*TASK DESCRIPTION*. Find the word "this" in the records below. List each line containing it.

Dataset entries:
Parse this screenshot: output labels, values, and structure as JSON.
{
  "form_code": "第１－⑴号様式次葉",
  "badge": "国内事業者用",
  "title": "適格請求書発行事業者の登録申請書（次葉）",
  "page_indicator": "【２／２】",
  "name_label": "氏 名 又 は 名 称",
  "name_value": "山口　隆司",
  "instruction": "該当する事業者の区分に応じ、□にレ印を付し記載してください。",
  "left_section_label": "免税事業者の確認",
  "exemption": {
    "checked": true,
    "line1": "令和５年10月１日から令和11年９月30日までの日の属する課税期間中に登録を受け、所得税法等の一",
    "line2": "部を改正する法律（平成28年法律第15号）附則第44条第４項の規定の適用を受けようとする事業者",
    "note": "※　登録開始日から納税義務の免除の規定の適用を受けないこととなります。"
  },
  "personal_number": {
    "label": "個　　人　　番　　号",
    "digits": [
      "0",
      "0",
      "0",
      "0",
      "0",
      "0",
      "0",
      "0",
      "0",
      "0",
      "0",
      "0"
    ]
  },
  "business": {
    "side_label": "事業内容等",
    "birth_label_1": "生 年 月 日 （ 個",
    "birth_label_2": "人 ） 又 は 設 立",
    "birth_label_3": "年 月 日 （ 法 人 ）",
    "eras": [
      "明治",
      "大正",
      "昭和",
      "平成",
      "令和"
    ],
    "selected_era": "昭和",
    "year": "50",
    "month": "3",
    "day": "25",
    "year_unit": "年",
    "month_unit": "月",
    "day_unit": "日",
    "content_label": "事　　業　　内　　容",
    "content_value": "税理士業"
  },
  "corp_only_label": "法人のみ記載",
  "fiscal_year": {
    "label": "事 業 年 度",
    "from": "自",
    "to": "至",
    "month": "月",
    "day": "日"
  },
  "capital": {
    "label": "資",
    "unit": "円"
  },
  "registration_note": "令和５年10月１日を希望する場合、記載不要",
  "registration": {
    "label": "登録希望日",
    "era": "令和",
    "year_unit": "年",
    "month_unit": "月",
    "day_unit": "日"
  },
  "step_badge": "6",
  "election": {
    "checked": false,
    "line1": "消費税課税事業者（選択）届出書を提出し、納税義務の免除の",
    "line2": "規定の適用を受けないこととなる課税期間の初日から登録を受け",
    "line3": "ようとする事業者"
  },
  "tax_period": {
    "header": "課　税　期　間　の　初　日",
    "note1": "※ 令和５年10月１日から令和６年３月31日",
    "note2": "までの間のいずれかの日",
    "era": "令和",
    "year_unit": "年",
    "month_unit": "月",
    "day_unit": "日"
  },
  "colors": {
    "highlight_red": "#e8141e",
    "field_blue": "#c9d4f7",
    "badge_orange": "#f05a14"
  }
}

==

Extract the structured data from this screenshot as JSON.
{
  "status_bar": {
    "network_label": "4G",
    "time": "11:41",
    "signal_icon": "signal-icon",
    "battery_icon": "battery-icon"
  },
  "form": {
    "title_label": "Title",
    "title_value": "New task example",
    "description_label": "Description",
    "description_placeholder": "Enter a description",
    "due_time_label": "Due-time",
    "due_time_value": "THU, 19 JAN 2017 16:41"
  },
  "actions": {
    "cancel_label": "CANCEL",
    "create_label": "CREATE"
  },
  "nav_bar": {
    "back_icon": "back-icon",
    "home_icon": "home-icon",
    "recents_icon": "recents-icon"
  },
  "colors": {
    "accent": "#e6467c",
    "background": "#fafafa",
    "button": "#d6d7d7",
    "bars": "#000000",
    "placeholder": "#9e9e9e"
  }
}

*WRITTEN ANSWER*.
Parse this screenshot: output labels, values, and structure as JSON.
Extract the structured data from this screenshot as JSON.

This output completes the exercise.